CHARLESTON, W.Va. -- After a week of testimony in the most recent case against pelvic mesh manufacturers, a federal judge ruled that there wasn't enough evidence to support that the devices were defective.
Trial began last week in a case brought by women who said a particular kind of mesh used to treat stress urinary incontinence led to pain and permanent injury because of its defective design.
In their opening statements, attorneys for the companies argued plaintiffs never complained about problems until after they filed lawsuits and said the product was not defective.
In Tuesday's decision, U.S. District Judge Joseph Goodwin granted judgment in favor of pelvic mesh manufacturers and dismissed the case.
Carolyn Lewis, Kenneth Lewis, Augistina Brown-Singletary, Andre Singletary-Smith, Karin Harrison, Robert Harrison, Patricia Headrick, Darrell Headrick, Katie Uszler, Nick Uszler, Kelly Young and Kenneth Young originally filed the lawsuit in July 2012 in the Northern District of Texas.
According to previous reports, Lewis received surgery in 2009, where doctors implanted the TVT, or transvaginal tape. The suit alleges because of the defective design of the product, Lewis experienced pain when she emptied her bladder and during sex.
Tuesday, the last day of the civil jury trial, mesh manufacturers' attorneys made a motion for judgment, which Goodwin granted.
Shortly after, the judge excused the jurors, according to court documents.

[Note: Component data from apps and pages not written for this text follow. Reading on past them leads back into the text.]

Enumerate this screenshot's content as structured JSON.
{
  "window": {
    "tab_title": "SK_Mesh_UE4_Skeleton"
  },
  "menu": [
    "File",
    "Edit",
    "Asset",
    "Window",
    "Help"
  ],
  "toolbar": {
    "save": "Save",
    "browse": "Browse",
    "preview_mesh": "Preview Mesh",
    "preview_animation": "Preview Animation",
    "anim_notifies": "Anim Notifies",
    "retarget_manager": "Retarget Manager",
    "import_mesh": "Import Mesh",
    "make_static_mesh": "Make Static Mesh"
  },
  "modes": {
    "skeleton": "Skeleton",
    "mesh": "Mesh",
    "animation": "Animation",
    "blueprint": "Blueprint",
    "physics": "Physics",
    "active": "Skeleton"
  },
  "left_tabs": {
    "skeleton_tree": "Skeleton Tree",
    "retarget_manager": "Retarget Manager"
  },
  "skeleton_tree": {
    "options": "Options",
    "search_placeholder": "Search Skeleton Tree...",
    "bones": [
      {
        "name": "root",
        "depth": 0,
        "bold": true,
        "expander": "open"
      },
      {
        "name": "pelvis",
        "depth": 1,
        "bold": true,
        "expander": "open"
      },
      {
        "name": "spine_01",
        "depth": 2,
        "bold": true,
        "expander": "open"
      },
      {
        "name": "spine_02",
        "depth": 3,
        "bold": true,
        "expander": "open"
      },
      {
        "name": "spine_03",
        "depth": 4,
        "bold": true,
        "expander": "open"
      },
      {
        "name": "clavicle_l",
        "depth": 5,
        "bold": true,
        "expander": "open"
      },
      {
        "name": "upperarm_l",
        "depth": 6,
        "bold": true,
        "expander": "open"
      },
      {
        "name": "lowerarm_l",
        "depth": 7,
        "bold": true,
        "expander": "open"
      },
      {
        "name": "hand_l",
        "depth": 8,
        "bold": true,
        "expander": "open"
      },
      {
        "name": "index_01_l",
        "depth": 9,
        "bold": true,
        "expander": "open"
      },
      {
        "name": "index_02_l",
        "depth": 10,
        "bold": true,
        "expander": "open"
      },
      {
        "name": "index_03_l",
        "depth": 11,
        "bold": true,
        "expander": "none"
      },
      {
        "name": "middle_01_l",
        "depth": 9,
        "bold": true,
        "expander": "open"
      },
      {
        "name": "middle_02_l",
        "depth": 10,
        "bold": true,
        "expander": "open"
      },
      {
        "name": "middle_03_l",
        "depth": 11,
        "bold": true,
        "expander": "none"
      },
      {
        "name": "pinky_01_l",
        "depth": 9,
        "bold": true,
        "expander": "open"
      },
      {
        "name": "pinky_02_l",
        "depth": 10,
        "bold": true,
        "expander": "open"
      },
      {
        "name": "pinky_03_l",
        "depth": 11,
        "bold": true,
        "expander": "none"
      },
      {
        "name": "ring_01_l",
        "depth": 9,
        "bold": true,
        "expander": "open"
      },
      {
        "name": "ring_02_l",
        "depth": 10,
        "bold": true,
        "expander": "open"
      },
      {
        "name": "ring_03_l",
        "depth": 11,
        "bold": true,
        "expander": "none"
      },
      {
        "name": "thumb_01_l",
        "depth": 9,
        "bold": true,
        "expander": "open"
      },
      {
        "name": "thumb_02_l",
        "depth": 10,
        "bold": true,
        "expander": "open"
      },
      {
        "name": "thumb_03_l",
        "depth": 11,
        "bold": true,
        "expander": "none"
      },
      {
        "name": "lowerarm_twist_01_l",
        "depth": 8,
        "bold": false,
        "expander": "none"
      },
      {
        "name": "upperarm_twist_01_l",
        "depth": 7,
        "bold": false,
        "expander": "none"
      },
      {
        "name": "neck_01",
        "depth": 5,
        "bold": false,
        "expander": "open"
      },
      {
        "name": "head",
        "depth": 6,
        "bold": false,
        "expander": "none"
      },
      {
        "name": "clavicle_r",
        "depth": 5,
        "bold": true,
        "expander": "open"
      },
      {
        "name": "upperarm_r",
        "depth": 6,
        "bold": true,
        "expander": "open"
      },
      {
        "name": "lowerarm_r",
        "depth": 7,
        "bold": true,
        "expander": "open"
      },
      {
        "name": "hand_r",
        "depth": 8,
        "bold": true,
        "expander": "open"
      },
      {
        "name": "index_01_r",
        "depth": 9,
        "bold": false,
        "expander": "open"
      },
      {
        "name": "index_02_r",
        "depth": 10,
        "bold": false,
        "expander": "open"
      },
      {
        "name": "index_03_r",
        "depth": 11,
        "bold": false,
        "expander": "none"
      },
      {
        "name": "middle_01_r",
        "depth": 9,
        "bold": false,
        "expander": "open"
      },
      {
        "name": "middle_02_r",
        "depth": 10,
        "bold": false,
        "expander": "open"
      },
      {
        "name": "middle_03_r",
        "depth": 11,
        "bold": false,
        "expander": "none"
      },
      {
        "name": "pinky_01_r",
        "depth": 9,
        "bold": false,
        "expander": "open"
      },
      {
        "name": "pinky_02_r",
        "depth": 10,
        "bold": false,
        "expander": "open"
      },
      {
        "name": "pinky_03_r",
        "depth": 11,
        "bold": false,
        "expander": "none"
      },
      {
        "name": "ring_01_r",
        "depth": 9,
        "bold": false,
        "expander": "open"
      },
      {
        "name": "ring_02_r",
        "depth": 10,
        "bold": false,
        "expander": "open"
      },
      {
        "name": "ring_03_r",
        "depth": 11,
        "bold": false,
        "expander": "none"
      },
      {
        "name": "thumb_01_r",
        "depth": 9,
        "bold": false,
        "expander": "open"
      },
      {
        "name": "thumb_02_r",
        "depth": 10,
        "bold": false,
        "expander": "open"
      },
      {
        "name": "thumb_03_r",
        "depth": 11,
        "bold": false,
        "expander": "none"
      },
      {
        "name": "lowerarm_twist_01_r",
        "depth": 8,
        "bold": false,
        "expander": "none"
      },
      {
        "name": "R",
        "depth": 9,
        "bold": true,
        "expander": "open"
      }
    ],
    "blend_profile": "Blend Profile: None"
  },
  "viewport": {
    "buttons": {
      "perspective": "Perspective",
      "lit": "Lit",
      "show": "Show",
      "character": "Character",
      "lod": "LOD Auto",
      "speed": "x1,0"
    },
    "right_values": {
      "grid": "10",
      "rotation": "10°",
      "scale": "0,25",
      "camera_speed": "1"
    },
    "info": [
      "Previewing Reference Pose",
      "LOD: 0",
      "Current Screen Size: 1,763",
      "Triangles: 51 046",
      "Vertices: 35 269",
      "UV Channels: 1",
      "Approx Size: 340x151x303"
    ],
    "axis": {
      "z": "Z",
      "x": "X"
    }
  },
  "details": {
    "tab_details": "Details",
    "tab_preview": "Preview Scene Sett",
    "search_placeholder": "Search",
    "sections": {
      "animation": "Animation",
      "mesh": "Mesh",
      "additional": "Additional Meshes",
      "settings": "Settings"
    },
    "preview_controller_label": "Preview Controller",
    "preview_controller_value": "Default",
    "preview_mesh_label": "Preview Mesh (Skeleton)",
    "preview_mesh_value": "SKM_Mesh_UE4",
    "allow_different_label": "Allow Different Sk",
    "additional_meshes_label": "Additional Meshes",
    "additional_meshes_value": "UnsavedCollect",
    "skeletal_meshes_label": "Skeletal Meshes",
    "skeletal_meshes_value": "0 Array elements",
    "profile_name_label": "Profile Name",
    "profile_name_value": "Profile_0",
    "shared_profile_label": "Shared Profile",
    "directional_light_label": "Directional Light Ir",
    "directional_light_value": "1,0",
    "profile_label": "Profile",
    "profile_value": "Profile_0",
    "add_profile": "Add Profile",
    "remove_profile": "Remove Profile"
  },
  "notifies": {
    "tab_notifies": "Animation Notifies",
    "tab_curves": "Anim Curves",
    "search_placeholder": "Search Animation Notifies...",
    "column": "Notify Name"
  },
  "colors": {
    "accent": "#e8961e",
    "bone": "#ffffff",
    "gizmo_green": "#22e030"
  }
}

He ruled plaintiffs did not present enough information to support a defect in the device, according to documents.